It has been said the color of the driver’s skin played a role in this travesty. That is, that the officer may have felt less threatened if the driver where of European descent – that the officer was quicker on the draw because the driver was of African descent. The officer seemed to express great distress over discharging his firearm. This leads me to believe this was not consciously racially motivated. If, in fact, the officer experienced a greater sense of fear as a result of the color of the driver’s skin and more readily drew his weapon and fired because of this fear, we may look to the racial divide in our country for an explanation. Many young people would seem quick to adhere to this separation, this idea of us and them. This pits us against each other from an early age. I know I’ve experienced attitudes of disrespect from some people with dark skin apparently only because of the difference in our skin color. In my experience, this attitude usually comes from some younger males of African descent. This disrespect is righteous and justified if I represent to them the idea of “white” men. I am the reason they don’t make as much as “white” men. I am the reason they are unproportionately arrested and jailed. I am the reason they are shot by police.

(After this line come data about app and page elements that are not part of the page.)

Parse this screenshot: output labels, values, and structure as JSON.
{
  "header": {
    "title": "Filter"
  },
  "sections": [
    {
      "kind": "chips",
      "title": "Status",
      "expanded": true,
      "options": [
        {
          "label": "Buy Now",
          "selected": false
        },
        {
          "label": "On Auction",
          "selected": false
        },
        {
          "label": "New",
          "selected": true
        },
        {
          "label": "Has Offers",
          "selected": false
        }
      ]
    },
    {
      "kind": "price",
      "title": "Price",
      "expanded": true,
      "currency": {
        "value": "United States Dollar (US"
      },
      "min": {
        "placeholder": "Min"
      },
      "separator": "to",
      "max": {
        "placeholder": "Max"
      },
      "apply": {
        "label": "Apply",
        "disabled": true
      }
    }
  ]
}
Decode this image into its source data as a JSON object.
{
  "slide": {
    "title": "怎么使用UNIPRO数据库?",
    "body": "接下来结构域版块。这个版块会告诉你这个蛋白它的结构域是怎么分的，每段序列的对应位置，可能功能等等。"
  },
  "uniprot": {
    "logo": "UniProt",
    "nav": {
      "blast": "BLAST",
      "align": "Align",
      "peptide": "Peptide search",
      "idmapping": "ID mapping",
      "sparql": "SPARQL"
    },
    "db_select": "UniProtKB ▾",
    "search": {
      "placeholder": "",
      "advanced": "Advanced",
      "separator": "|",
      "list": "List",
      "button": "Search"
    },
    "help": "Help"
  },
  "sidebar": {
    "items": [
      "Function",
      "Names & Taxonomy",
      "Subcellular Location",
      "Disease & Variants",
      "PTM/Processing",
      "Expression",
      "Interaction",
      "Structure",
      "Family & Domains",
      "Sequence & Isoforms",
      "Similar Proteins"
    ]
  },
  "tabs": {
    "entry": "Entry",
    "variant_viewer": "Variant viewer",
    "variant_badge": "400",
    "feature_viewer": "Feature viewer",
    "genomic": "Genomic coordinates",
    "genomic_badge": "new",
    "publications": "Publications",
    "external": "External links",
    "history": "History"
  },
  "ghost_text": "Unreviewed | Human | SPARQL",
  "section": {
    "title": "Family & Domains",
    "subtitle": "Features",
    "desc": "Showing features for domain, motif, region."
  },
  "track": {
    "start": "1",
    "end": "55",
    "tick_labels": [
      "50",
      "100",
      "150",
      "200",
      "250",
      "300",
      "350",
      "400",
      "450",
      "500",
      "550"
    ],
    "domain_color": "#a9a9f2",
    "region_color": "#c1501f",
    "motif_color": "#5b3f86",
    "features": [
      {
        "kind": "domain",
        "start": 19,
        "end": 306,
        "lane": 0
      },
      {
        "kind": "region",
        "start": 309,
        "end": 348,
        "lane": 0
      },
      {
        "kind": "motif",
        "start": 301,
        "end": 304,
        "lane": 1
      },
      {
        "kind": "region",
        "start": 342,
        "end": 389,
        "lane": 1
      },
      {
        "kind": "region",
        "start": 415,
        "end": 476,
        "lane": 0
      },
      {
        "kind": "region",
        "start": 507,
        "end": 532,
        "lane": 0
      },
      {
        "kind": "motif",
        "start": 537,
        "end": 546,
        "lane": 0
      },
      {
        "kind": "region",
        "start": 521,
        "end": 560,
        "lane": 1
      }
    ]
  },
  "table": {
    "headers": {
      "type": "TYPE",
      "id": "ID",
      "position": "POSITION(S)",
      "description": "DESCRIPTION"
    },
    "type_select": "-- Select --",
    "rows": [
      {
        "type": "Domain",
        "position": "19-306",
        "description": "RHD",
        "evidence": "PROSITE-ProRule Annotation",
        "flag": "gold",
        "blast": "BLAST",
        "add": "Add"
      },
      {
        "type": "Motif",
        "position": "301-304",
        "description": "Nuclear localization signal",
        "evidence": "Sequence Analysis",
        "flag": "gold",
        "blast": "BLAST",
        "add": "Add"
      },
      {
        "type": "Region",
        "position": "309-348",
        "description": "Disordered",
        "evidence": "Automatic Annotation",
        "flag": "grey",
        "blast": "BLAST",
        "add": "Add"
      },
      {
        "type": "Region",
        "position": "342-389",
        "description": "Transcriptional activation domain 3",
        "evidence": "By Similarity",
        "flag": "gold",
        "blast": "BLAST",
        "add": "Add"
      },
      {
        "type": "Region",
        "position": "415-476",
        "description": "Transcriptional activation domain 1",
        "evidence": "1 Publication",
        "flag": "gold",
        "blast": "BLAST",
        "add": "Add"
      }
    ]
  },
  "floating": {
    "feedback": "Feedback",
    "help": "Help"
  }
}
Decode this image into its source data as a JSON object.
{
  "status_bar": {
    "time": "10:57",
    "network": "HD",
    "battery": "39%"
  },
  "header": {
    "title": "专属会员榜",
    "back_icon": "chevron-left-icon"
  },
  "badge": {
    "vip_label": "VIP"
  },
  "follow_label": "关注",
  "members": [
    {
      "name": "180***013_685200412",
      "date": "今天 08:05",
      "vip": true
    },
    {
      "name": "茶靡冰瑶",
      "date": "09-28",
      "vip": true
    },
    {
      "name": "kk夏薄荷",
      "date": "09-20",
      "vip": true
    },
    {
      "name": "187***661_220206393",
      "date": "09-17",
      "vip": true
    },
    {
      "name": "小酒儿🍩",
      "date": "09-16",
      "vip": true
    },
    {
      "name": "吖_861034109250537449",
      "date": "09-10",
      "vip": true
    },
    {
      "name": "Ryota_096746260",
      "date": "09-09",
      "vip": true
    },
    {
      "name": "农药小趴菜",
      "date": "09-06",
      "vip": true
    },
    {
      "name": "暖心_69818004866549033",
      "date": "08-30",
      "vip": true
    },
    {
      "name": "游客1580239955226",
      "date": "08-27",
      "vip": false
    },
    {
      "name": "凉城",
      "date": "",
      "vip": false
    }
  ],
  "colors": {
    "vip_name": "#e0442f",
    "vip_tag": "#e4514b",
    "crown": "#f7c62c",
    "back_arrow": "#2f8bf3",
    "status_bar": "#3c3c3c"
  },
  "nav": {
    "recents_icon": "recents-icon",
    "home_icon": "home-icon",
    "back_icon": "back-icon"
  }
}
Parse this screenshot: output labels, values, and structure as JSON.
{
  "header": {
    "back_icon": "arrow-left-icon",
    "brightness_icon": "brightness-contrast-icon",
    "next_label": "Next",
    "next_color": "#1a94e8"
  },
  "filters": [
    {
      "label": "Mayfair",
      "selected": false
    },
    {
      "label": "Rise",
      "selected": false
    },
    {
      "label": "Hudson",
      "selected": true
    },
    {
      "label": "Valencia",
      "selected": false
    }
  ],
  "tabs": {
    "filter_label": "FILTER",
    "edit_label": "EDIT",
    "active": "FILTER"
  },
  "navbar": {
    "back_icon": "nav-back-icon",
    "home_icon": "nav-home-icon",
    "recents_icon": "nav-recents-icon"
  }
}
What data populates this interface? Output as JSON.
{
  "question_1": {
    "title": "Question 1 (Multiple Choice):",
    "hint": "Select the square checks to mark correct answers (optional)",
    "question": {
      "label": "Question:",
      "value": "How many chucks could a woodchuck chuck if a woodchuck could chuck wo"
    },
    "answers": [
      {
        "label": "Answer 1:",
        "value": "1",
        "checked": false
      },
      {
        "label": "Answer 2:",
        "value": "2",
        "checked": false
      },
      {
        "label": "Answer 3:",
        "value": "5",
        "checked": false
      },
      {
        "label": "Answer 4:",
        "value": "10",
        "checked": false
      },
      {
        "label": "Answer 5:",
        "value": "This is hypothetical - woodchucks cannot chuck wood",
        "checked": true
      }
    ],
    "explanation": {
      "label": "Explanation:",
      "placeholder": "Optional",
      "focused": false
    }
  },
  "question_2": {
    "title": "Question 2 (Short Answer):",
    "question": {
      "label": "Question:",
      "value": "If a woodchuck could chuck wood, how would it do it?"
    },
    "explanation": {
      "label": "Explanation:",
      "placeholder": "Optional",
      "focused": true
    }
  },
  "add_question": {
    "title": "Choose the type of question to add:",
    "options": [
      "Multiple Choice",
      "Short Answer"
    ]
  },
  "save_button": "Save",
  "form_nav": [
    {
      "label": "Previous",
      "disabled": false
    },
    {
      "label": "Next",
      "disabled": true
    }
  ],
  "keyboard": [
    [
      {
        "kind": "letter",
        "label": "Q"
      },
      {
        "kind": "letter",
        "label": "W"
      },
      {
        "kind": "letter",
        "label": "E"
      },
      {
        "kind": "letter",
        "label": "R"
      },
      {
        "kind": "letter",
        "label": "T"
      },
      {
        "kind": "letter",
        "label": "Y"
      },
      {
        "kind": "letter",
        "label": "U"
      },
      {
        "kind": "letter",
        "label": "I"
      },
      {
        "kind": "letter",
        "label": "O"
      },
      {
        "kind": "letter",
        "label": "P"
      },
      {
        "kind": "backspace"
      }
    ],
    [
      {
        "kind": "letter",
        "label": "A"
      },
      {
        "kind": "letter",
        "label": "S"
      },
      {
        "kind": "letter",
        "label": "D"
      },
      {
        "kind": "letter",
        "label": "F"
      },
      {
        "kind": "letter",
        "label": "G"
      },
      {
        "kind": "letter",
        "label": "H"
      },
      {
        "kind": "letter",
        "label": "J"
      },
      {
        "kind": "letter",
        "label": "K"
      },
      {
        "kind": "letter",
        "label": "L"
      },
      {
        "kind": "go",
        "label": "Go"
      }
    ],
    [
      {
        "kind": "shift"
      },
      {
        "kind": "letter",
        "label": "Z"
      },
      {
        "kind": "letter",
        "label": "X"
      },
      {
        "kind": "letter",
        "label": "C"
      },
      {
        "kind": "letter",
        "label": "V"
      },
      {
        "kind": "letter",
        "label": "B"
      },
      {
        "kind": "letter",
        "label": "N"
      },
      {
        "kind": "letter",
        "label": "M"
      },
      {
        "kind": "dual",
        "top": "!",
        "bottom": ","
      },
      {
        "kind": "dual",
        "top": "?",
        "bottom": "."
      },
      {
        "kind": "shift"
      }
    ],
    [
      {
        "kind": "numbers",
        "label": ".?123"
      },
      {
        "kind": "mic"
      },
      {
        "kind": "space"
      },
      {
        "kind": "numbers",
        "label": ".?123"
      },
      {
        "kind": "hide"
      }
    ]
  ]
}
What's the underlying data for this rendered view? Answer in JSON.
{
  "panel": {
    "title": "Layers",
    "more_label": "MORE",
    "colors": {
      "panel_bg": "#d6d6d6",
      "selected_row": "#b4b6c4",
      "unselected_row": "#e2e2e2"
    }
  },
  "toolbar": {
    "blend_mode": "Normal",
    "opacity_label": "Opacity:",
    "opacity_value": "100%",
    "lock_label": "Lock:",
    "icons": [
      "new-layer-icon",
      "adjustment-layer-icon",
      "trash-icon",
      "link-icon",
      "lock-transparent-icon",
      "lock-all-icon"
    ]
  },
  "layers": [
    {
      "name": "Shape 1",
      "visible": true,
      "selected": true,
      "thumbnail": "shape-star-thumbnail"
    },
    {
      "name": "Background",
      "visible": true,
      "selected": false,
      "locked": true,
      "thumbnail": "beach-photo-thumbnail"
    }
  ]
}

Likewise, if I were a “white” officer, I may feel justified in being quicker on the draw when it comes to a suspect of African descent. I recognize the racial divide in our country and understand he may see me as a threat. As unbiased as I may try to be, I want to go home to see my kids tonight and this job is dangerous. If someone views me as an enemy, it may serve our interest to keep them arm’s length. So arm’s length begets arm’s length, fear begets fear, and violence begets violence.

I would give my life to cause the people of our society to wake up. Fear of each other does nothing but cause tension and get us killed. If I ruled the world, I would keep the people fighting so they couldn’t see who was really causing them trouble. Open your eyes. Fear is the enemy. Love will set us free. Revolution is evolution. Division is just noise pollution. Like a horse shaking off flies, we will take back control when we are ready to give up the fear.